Well, we are going to talk about one such special day i.e. ‘World Tourism Day’ celebrated every year on September 27 which is today. This day is meant to recognize the importance of tourists and tourism industry across the globe.
The Department of Tourism of every state is doing something on this occasion to foster awareness about social, cultural, political and economic values of tourism, so is Rajasthan’s. The Hon’ble Minister Tourism, Art & Culture, Ms Bina Kak graced the celebration of the World tourism Day by inaugurating the website of ‘Rajasthan State Archives Department’ yesterday. The website displays more than 35 lakh historical documents of erstwhile princely states and the state’s history.
For today, a number of events are lined up in the city to delight tourists.
There is going to be a bonanza of Rajasthani folk music and dances for music lovers at the open air theatre in Jawahar Kala Kendra (JKK) in the evening.
During the day, a photography exhibition on heritage tourism will also be displayed at the JKK. Besides this, there are going to be performances of folk dancers, shehnai and nagada players at Jaipur’s most prominent and ancient museum i.e. Albert Hall, astronomical observatory which is Jantar Mantar and the beautiful fort, Amer fort during the day.
Not just this. The foreign as well as domestic tourists visiting Jaipur today will be distributed tourism literature and will be accorded a warm welcome by being garlanded at Albert Hall, Jantar Mantar, Amer fort, Tourism Reception Centre, Air Port, Railway Station and the Bus Stand. To add, there is a free entry to all museums and heritage structures today.
When so much is happening in our Gulabi Nagari on World Tourism Day then why not be a part of its celebrations. Right ?
A month long ‘City Palace Summer Training Camp’ was organized by Maharaja Sawai Man Singh II Museum Trust, in collaboration with Saraswati Kala Kendra and Rangrit Sansthan with the objective to orient and imbibe the young minds with the rich cultural traditions of our country.
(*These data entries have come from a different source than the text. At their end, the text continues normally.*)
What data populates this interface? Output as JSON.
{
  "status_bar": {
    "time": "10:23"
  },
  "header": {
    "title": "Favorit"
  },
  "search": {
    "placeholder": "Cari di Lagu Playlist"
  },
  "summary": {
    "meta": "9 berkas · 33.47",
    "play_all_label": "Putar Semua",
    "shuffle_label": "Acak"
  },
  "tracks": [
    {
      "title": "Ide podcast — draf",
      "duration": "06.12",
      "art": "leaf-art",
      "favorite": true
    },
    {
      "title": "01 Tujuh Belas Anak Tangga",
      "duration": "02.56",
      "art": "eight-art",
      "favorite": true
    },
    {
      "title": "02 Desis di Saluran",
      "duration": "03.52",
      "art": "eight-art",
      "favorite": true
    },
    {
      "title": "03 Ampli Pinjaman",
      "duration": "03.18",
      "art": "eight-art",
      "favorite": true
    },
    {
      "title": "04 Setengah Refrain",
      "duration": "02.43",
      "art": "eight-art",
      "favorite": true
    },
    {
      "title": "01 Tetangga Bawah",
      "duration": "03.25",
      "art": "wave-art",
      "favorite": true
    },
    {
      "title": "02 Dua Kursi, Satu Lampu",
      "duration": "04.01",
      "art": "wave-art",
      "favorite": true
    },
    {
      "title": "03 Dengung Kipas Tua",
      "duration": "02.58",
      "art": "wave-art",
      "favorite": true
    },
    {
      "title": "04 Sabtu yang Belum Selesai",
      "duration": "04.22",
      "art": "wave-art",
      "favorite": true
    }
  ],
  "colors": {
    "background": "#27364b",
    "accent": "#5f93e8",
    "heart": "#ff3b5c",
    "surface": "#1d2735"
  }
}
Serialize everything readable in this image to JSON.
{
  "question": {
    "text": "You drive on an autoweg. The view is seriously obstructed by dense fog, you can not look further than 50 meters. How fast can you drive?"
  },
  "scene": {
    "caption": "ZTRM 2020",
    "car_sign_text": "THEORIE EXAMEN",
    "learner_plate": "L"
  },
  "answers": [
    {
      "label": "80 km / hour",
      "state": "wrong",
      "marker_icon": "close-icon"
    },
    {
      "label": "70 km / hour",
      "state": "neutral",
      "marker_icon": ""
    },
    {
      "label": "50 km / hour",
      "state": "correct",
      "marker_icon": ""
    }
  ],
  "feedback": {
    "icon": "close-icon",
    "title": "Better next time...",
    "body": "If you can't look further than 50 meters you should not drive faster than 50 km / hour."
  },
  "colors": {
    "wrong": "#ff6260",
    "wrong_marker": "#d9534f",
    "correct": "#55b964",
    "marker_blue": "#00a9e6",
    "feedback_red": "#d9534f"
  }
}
A whopping number of 250 children participated in the camp. During the camp, students learnt five different forms of arts- Photography by Mr. Yogendra Gupta (senior photographer), ‘Drupad’ classical singing by Dr. Madhu Bhatt Tailang, Tabla/ Dholak by Mr. Mahendra Shankar Dangi, Sitar by Pandit Harishran Bhatt, Kathak Dance by Dr. Jyoti Bharti Goswami and Painting by Mr. Govind Ramdev, Mr. Ramu Ramdev and Mr. Babulal Marotia. The camp was conducted free of cost for participants.
The camp came to an end on a cheerful note today with brilliant performances given by participants of the summer camp. During the closing ceremony, a variety of cultural performances were presented by participating children at the ‘Sarvotobhadra Chowk’ in City Palace, Jaipur.
The closing ceremony commenced with the traditional lightening of the lamp by the Library Director of the City Palace, Dr. Chandra Mani Singh and Administrator Colonel, H.S. Jatrana. It was followed by ‘Saraswati Vandana’. During the function, many performances were given by students on the different aspects of what they had learnt during the camp. Students were also given an opportunity to showcase their painting and photography talents. The ceremony witnessed the presence of honorable Mr. Yunus Khimani, the Director of the City Palace Museum Trust appreciating the effort and enjoying absorbing performances of children.